### What the task requires
Every line of the material below in which "icon" shows up is to be located and copied.

::::::

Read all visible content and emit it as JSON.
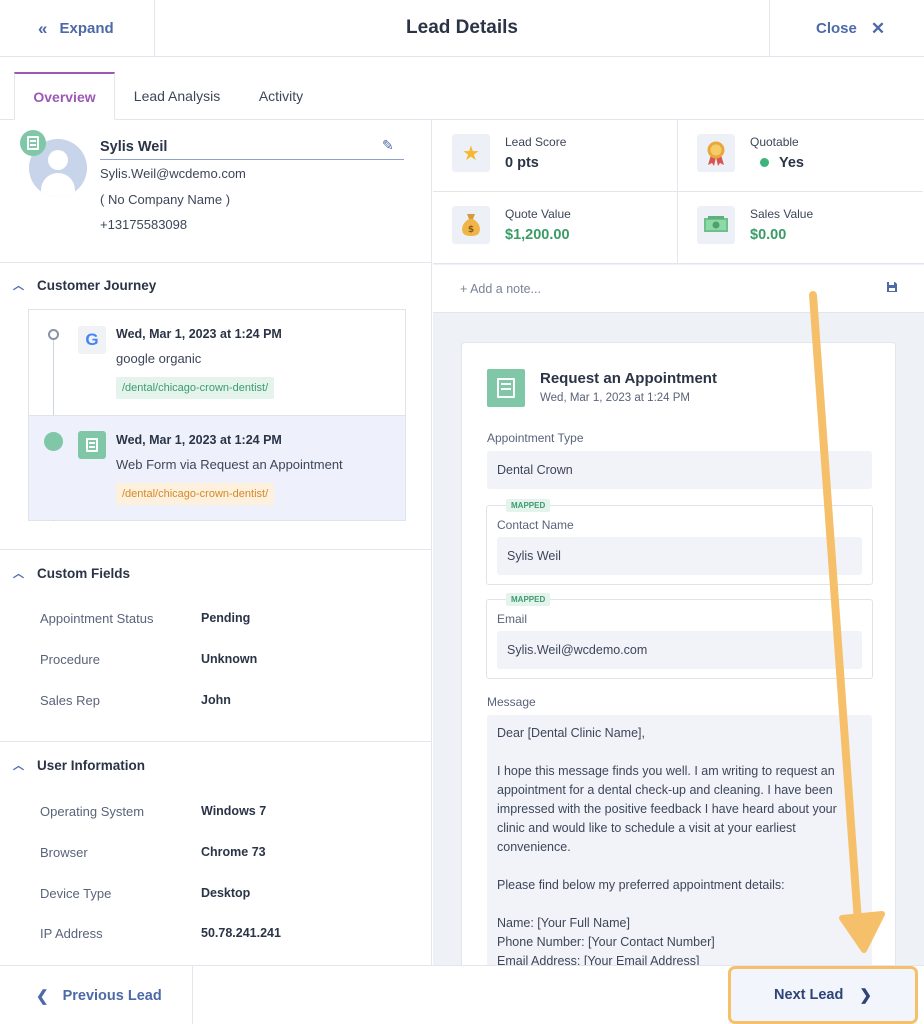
{
  "header": {
    "expand_label": "Expand",
    "title": "Lead Details",
    "close_label": "Close"
  },
  "tabs": [
    {
      "label": "Overview",
      "active": true
    },
    {
      "label": "Lead Analysis",
      "active": false
    },
    {
      "label": "Activity",
      "active": false
    }
  ],
  "profile": {
    "name": "Sylis Weil",
    "email": "Sylis.Weil@wcdemo.com",
    "company": "( No Company Name )",
    "phone": "+13175583098"
  },
  "customer_journey": {
    "title": "Customer Journey",
    "items": [
      {
        "icon": "google-icon",
        "date": "Wed, Mar 1, 2023 at 1:24 PM",
        "source": "google organic",
        "path": "/dental/chicago-crown-dentist/"
      },
      {
        "icon": "form-icon",
        "date": "Wed, Mar 1, 2023 at 1:24 PM",
        "source": "Web Form via Request an Appointment",
        "path": "/dental/chicago-crown-dentist/"
      }
    ]
  },
  "custom_fields": {
    "title": "Custom Fields",
    "rows": [
      {
        "label": "Appointment Status",
        "value": "Pending"
      },
      {
        "label": "Procedure",
        "value": "Unknown"
      },
      {
        "label": "Sales Rep",
        "value": "John"
      }
    ]
  },
  "user_information": {
    "title": "User Information",
    "rows": [
      {
        "label": "Operating System",
        "value": "Windows 7"
      },
      {
        "label": "Browser",
        "value": "Chrome 73"
      },
      {
        "label": "Device Type",
        "value": "Desktop"
      },
      {
        "label": "IP Address",
        "value": "50.78.241.241"
      }
    ]
  },
  "stats": {
    "lead_score": {
      "label": "Lead Score",
      "value": "0 pts",
      "icon": "star-icon"
    },
    "quotable": {
      "label": "Quotable",
      "value": "Yes",
      "icon": "award-icon"
    },
    "quote_value": {
      "label": "Quote Value",
      "value": "$1,200.00",
      "icon": "money-bag-icon"
    },
    "sales_value": {
      "label": "Sales Value",
      "value": "$0.00",
      "icon": "cash-icon"
    }
  },
  "note": {
    "placeholder": "+ Add a note..."
  },
  "form_card": {
    "title": "Request an Appointment",
    "date": "Wed, Mar 1, 2023 at 1:24 PM",
    "appointment_type_label": "Appointment Type",
    "appointment_type_value": "Dental Crown",
    "mapped_tag": "MAPPED",
    "contact_name_label": "Contact Name",
    "contact_name_value": "Sylis Weil",
    "email_label": "Email",
    "email_value": "Sylis.Weil@wcdemo.com",
    "message_label": "Message",
    "message": {
      "greeting": "Dear [Dental Clinic Name],",
      "para1": "I hope this message finds you well. I am writing to request an appointment for a dental check-up and cleaning. I have been impressed with the positive feedback I have heard about your clinic and would like to schedule a visit at your earliest convenience.",
      "para2": "Please find below my preferred appointment details:",
      "line_name": "Name: [Your Full Name]",
      "line_phone": "Phone Number: [Your Contact Number]",
      "line_email": "Email Address: [Your Email Address]"
    }
  },
  "footer": {
    "prev_label": "Previous Lead",
    "next_label": "Next Lead"
  },
  "colors": {
    "accent": "#4d6aa8",
    "tab_active": "#9b59b6",
    "green": "#3a9b67",
    "highlight": "#f6c06b"
  }
}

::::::

### Answer box
        "icon": "google-icon",
        "icon": "form-icon",
      "icon": "star-icon"
      "icon": "award-icon"
      "icon": "money-bag-icon"
      "icon": "cash-icon"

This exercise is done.